At Home in the Flint Hills
Today’s Flyover People column as seen in The Emporia Gazette:
AT HOME IN THE FLINT HILLS
Our favorite places are the ones where we feel most like our real selves.
Maybe your preferred spot on the planet is in the Rocky Mountains, or on a tropical beach, or at your grandparents’ farmhouse. Whenever you arrive at your favorite place, it wraps its arms around you and says, “Welcome home, Sweetie.”
We all understand the power that a particular spot can hold over us. These places call us to return. And we crave that warm embrace, we long to be welcomed home.
For many of us, a favorite place is the Flint Hills.
This region is not my native landscape. I was raised in the Arkansas River Valley in central Kansas. It’s relatively flat out there, mostly cropland. The agricultural grid pretty much guarantees a crossroad every mile. Barton County is more arid than here and short buffalo grass grows in the pastures, not tallgrass. Basically, the land is square and flat and dry.
I love the Flint Hills now, but honestly, it took me a number of years to fully appreciate the wonder of this rare landscape. I moved to Emporia when I was 21 and at that time my attention and youthfulness were focused on other things.
Back then, whenever I left town I stayed on paved roads. And while the turnpike offers a stunning trip through the heart of the Flint Hills, that decade wasn’t a time in my life when I was entertained by landscape. Hills, grass, dirt, rocks. Meh, whatever.
At some point, though, I began to explore. I left the highways occasionally and followed gravel roads. In my late 20s, I made my first trek onto the open range in Chase County. My friend’s pickup bounced over the cattle guard; this was the entry point onto a foreign landscape.
When we came to the place in the road where you drive through a rocky creek bed, I laughed and asked, “Really? This is the road? We drive through a stream?” The water may have been one-inch deep at the time, but I had never forded a stream before. My previous life had shown me only bridges.
I’ve lived in Emporia for three decades now and claim the Flint Hills as my own. It’s a place of solace. There is healing to be found on the open land, under that never-ending sky.
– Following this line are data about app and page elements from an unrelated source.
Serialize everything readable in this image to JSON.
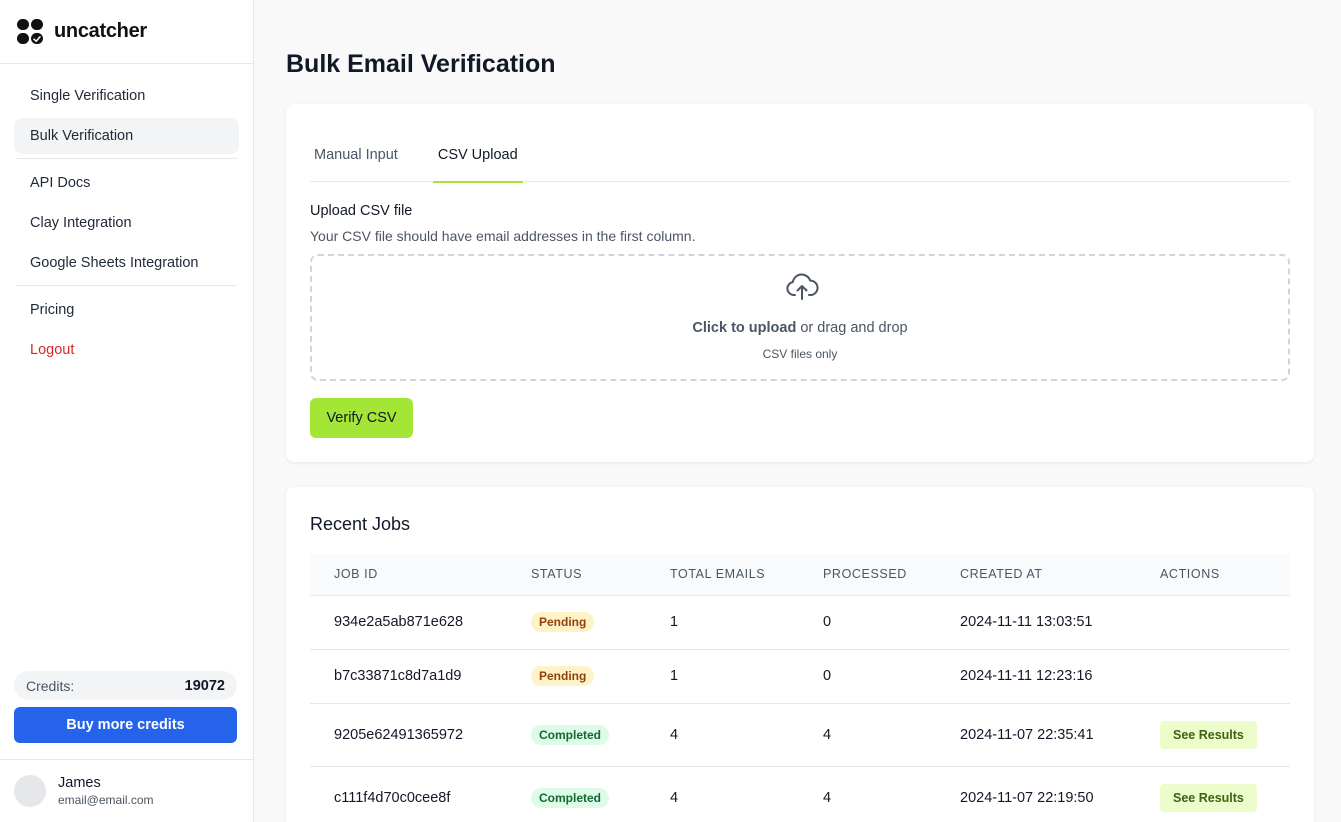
{
  "brand": {
    "name": "uncatcher"
  },
  "sidebar": {
    "items": [
      {
        "label": "Single Verification"
      },
      {
        "label": "Bulk Verification"
      },
      {
        "label": "API Docs"
      },
      {
        "label": "Clay Integration"
      },
      {
        "label": "Google Sheets Integration"
      },
      {
        "label": "Pricing"
      },
      {
        "label": "Logout"
      }
    ],
    "credits_label": "Credits:",
    "credits_value": "19072",
    "buy_button": "Buy more credits",
    "user": {
      "name": "James",
      "email": "email@email.com"
    }
  },
  "page": {
    "title": "Bulk Email Verification"
  },
  "upload": {
    "tabs": [
      {
        "label": "Manual Input"
      },
      {
        "label": "CSV Upload"
      }
    ],
    "active_tab": "CSV Upload",
    "label": "Upload CSV file",
    "hint": "Your CSV file should have email addresses in the first column.",
    "dropzone_action": "Click to upload",
    "dropzone_rest": "or drag and drop",
    "dropzone_sub": "CSV files only",
    "verify_button": "Verify CSV"
  },
  "jobs": {
    "title": "Recent Jobs",
    "columns": [
      "JOB ID",
      "STATUS",
      "TOTAL EMAILS",
      "PROCESSED",
      "CREATED AT",
      "ACTIONS"
    ],
    "rows": [
      {
        "id": "934e2a5ab871e628",
        "status": "Pending",
        "total": "1",
        "processed": "0",
        "created": "2024-11-11 13:03:51",
        "action": ""
      },
      {
        "id": "b7c33871c8d7a1d9",
        "status": "Pending",
        "total": "1",
        "processed": "0",
        "created": "2024-11-11 12:23:16",
        "action": ""
      },
      {
        "id": "9205e62491365972",
        "status": "Completed",
        "total": "4",
        "processed": "4",
        "created": "2024-11-07 22:35:41",
        "action": "See Results"
      },
      {
        "id": "c111f4d70c0cee8f",
        "status": "Completed",
        "total": "4",
        "processed": "4",
        "created": "2024-11-07 22:19:50",
        "action": "See Results"
      }
    ]
  },
  "colors": {
    "accent": "#a3e635",
    "primary": "#2563eb",
    "logout": "#dc2626"
  }
}
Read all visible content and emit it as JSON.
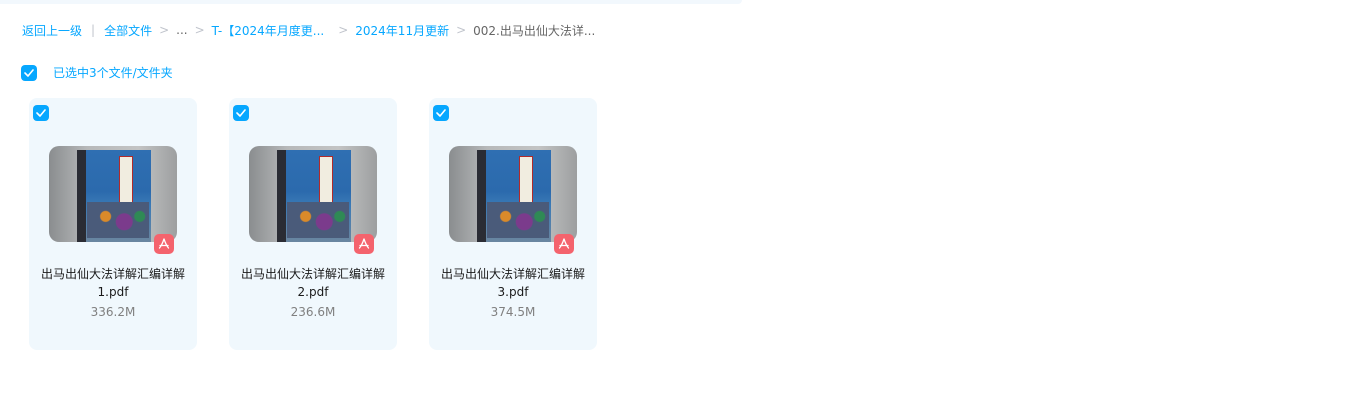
{
  "breadcrumb": {
    "back_label": "返回上一级",
    "separator": "|",
    "items": [
      {
        "label": "全部文件"
      },
      {
        "label": "..."
      },
      {
        "label": "T-【2024年月度更..."
      },
      {
        "label": "2024年11月更新"
      },
      {
        "label": "002.出马出仙大法详..."
      }
    ],
    "arrow": ">"
  },
  "selection": {
    "checked": true,
    "label": "已选中3个文件/文件夹"
  },
  "files": [
    {
      "name_line1": "出马出仙大法详解汇编详解",
      "name_line2": "1.pdf",
      "size": "336.2M",
      "checked": true,
      "type_icon": "pdf-icon"
    },
    {
      "name_line1": "出马出仙大法详解汇编详解",
      "name_line2": "2.pdf",
      "size": "236.6M",
      "checked": true,
      "type_icon": "pdf-icon"
    },
    {
      "name_line1": "出马出仙大法详解汇编详解",
      "name_line2": "3.pdf",
      "size": "374.5M",
      "checked": true,
      "type_icon": "pdf-icon"
    }
  ],
  "colors": {
    "accent": "#06a7ff",
    "card_bg": "#f0f8fd",
    "pdf_badge": "#f4636d"
  }
}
This summer I hiked some of the trails at the Tallgrass Prairie National Preserve. East of the highway, the Fox Creek Trail winds along a shaded stream. But the trails on the hills beyond the ranch house are the ones that offer a feeling of infinity. Grass and sky go on as far as the eyes will reach.
In the Flint Hills, I feel a happy sense of solitude even in the company of others. And when I’m by myself, I never feel alone.
The unbroken sod tells the story of timelessness. It’s that steadiness, a silent reassurance that this land has not changed much in thousands of years, that gives me hope for the future.
It’s quiet on the prairie, but not always silent. Insects and birds chatter. Some days there’s a growl of wind as gusts sweep the prairie without regard for man or beast. Wind can spin like a dervish, or it can ride low and slow and straight over the grasses, playing them like flutes.
A herd of bison lives on the preserve. Bulky and brown, they stand still like paperweights, holding down the prairie on those windy days.
The landscape is one hill folding into another, bodies of hills lying together. There are few trees for shade. We make our own shadows here, unless a cloud runs interference with the sun.
As a hawk glides overhead, we feel the rhythms of land and sky. And somewhere out here, we step into that space between questions and answers, a place where we are satisfied with the unknown.
After darkness comes, the wind settles down, and the Milky Way flings itself across the sky. A rumor of coyotes hangs in the night air.
When the world closes up shop, when the sky turns from blue to black for the very last time, when the last poem is written and read, this is where I want to be – out in my beloved Flint Hills.
Copyright 2013 ~ Cheryl Unruh
Order the book: Flyover People: Life on the Ground in a Rectangular State by Cheryl Unruh